| What is expected |
Pick out the lines below with "заливка" and list them.

━━━━━━━━━━━━━━━━━━━━━━━━━━━━━━

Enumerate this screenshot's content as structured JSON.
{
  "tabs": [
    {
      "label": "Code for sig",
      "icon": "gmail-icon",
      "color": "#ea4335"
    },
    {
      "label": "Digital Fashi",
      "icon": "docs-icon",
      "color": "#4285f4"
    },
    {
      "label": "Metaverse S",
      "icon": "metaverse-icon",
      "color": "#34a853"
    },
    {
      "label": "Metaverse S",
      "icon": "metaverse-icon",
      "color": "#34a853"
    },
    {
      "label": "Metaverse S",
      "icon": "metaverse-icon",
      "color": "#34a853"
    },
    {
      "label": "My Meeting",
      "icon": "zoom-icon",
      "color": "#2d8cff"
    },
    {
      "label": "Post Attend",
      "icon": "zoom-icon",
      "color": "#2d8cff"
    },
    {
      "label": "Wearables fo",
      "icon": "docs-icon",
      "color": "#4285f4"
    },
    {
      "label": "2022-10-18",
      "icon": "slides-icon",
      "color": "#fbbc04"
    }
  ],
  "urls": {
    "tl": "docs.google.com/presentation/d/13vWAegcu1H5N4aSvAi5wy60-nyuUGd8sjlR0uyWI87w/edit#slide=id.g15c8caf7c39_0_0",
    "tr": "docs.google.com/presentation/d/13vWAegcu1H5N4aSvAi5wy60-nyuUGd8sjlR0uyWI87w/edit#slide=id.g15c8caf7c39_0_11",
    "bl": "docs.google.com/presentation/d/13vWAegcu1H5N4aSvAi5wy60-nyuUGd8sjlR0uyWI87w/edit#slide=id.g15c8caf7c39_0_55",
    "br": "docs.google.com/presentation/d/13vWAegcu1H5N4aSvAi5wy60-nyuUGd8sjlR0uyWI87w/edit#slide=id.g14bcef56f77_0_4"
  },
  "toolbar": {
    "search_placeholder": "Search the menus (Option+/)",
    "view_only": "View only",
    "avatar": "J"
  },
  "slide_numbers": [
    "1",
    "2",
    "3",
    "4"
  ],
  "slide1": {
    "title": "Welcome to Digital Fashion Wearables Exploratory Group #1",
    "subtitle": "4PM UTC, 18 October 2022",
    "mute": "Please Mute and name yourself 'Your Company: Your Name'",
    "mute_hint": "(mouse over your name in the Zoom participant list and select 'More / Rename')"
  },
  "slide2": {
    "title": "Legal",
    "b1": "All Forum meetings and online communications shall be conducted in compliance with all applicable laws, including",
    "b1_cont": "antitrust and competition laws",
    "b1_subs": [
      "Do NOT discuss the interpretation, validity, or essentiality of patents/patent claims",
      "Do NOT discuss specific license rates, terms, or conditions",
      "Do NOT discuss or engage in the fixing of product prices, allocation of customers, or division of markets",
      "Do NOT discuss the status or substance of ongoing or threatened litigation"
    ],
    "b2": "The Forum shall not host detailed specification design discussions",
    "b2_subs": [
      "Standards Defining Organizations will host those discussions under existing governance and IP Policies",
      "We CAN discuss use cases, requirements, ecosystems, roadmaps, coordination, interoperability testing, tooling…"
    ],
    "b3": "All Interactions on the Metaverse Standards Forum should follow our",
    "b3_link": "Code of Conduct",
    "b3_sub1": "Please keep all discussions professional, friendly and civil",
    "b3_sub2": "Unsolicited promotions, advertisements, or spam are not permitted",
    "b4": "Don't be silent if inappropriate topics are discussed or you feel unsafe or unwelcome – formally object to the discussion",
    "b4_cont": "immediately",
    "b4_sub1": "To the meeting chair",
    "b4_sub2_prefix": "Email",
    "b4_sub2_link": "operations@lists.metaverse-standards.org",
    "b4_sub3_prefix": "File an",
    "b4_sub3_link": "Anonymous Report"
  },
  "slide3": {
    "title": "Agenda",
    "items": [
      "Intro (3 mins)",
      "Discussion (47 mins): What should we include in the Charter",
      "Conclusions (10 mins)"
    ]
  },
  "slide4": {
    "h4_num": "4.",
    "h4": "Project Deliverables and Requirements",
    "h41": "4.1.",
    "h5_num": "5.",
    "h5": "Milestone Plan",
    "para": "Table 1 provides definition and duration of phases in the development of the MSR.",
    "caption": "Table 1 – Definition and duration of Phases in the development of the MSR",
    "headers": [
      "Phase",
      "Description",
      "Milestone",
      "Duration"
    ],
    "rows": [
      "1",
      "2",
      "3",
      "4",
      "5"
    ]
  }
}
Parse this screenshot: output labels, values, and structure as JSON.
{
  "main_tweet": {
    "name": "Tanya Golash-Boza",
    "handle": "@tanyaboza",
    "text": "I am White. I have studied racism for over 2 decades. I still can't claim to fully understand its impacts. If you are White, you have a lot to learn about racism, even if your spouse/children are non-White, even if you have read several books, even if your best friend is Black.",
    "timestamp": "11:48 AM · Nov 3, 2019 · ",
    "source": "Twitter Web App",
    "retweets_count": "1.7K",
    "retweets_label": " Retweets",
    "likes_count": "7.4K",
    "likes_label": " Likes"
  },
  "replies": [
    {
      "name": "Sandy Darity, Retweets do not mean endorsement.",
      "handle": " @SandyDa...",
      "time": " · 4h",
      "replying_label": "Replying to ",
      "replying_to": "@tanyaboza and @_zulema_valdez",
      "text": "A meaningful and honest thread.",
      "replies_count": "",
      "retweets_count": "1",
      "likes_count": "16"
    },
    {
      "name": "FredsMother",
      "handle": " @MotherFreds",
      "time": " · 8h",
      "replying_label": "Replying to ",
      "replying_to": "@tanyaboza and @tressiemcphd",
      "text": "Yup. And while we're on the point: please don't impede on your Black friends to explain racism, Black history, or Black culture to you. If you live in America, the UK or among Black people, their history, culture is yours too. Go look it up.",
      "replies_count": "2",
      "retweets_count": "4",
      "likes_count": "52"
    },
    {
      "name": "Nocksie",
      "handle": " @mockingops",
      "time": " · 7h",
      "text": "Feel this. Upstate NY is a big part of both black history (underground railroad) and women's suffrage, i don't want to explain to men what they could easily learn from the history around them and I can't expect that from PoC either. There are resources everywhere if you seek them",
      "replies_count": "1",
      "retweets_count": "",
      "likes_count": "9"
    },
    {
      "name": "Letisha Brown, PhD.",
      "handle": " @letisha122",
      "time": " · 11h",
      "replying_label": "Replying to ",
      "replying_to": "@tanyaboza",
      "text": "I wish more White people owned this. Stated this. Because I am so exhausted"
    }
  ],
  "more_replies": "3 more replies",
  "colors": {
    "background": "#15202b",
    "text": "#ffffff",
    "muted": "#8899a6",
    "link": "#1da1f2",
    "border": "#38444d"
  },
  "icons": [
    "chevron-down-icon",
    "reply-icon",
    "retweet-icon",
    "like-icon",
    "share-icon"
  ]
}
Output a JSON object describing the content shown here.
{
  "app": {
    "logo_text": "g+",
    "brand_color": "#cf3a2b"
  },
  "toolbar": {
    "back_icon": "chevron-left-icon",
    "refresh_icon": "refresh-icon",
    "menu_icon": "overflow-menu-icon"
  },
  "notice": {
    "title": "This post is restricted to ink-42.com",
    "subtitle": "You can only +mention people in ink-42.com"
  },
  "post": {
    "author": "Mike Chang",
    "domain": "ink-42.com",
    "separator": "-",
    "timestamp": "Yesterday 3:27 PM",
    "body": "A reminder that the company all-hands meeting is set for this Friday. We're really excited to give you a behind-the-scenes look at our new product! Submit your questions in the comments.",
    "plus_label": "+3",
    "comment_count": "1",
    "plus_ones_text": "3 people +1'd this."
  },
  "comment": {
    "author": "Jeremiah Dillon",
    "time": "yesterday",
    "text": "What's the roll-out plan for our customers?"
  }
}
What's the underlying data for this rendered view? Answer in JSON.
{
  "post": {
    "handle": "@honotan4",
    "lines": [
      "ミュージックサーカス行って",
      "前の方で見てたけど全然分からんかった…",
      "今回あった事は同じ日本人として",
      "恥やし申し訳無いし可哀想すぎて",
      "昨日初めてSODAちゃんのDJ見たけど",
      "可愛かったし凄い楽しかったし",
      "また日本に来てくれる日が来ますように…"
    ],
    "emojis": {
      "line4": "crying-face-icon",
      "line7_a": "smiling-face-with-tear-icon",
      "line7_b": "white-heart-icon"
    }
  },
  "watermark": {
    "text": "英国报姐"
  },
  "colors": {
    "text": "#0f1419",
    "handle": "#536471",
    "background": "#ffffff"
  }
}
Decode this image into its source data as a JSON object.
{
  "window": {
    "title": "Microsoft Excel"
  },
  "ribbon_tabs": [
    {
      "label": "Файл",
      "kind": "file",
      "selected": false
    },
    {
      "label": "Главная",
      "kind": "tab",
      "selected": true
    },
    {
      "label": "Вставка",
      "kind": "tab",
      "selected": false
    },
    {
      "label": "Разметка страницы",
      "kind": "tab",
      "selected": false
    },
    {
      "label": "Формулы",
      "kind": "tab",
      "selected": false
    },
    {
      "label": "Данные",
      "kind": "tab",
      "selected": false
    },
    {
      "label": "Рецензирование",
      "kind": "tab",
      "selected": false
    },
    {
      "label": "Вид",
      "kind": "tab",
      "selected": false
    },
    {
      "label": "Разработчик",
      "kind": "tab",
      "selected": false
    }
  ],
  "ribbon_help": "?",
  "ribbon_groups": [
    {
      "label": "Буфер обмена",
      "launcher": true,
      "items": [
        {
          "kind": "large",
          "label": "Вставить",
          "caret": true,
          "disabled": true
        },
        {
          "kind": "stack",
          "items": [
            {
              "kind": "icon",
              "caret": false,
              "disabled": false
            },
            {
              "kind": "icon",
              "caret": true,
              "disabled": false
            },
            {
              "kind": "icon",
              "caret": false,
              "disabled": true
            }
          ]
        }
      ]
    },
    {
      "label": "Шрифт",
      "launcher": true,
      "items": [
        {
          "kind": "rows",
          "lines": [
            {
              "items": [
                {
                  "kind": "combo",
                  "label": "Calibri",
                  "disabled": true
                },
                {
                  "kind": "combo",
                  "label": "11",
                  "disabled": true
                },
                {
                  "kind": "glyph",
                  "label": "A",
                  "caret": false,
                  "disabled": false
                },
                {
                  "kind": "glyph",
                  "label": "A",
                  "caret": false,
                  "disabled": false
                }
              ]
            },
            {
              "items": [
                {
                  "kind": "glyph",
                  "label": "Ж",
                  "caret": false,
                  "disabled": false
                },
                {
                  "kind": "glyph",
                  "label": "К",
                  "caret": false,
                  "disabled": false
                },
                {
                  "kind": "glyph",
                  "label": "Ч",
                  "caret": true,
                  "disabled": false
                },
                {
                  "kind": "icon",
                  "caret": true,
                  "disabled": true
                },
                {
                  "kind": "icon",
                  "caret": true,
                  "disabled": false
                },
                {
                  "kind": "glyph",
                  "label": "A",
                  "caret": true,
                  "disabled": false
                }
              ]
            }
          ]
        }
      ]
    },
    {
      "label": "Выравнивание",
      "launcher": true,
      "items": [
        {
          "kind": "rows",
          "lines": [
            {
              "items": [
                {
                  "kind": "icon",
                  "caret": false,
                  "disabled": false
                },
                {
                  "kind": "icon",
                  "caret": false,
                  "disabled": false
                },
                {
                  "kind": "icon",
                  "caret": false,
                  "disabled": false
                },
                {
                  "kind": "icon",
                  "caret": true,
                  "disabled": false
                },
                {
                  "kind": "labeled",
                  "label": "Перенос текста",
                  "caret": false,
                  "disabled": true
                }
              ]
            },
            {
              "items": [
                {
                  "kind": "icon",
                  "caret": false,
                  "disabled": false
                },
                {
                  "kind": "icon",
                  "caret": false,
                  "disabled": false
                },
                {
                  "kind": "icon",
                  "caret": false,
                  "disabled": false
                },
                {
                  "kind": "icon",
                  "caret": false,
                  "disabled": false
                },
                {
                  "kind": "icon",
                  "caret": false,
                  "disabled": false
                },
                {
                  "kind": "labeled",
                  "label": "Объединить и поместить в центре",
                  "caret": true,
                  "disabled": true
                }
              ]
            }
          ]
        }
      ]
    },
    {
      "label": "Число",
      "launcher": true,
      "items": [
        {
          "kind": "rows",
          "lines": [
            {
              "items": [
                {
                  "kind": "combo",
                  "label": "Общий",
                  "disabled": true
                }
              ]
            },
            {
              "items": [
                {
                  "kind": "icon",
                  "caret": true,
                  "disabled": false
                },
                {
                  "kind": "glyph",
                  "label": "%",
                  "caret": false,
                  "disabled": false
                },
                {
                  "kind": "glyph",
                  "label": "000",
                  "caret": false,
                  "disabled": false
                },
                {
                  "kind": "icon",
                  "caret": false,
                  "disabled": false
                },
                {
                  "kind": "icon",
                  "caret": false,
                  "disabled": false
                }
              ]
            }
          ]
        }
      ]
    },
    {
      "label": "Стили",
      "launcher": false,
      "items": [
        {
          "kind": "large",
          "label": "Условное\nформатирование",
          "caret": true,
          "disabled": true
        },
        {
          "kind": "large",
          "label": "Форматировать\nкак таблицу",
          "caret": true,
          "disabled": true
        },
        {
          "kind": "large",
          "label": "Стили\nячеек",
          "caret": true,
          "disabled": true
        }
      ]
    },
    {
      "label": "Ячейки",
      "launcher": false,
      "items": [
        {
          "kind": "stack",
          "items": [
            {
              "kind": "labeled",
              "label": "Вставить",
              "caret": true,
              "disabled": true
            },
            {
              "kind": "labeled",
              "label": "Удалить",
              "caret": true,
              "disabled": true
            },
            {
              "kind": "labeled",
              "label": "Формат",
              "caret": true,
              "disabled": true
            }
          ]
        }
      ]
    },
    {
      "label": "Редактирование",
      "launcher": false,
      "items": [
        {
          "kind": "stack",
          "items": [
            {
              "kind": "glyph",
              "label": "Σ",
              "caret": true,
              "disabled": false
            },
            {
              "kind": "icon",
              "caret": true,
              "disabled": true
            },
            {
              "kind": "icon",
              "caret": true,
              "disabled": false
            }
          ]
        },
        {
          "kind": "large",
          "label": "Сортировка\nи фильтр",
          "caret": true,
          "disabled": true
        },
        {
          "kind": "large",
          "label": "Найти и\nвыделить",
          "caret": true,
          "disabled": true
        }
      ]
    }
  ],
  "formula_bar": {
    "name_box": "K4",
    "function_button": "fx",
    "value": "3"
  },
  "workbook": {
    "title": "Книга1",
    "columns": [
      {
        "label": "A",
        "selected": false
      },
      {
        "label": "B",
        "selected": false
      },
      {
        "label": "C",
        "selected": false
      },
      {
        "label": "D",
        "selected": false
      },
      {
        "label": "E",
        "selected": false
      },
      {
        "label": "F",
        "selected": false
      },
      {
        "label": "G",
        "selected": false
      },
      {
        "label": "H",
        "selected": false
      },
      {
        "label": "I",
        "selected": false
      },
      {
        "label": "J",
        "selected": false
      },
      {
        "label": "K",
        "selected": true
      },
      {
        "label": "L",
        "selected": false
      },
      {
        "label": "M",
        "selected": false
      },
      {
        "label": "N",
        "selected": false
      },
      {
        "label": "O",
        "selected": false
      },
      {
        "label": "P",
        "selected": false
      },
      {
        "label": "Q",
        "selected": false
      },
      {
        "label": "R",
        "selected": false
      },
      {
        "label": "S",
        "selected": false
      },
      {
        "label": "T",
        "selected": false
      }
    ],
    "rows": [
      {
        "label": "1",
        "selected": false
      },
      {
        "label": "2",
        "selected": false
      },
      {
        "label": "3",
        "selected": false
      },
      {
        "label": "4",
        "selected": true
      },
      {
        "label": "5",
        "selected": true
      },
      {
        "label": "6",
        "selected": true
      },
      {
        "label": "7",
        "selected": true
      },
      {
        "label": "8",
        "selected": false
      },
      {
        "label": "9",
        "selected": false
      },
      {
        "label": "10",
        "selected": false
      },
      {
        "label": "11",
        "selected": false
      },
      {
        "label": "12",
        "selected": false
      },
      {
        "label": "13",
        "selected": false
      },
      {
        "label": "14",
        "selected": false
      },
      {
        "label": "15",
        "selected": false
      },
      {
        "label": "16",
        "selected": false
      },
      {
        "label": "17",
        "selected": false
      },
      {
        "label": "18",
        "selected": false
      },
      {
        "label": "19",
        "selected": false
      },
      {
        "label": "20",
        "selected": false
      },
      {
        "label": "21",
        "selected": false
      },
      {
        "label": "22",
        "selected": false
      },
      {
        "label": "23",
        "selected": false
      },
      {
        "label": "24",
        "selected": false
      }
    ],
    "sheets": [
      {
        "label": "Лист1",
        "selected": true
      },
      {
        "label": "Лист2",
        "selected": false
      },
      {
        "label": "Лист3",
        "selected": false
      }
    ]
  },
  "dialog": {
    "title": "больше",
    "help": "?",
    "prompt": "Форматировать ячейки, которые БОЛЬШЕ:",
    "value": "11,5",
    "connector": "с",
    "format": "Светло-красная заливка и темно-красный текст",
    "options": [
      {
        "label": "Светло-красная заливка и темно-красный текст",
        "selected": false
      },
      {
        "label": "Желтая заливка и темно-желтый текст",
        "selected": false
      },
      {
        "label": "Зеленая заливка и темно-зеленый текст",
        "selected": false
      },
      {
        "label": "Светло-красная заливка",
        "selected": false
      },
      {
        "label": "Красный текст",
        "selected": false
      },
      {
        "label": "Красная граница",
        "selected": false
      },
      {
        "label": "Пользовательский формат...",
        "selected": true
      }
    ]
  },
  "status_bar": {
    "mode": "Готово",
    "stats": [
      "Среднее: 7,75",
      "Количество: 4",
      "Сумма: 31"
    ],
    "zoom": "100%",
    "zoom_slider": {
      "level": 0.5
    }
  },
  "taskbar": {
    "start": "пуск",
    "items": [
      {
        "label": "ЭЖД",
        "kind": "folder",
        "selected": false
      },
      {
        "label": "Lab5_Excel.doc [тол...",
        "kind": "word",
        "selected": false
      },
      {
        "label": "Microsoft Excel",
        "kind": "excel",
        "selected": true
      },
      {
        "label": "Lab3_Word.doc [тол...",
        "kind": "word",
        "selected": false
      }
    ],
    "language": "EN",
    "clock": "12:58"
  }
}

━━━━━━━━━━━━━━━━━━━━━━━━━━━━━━

| Task answer |
    "format": "Светло-красная заливка и темно-красный текст",
        "label": "Светло-красная заливка и темно-красный текст",
        "label": "Желтая заливка и темно-желтый текст",
        "label": "Зеленая заливка и темно-зеленый текст",
        "label": "Светло-красная заливка",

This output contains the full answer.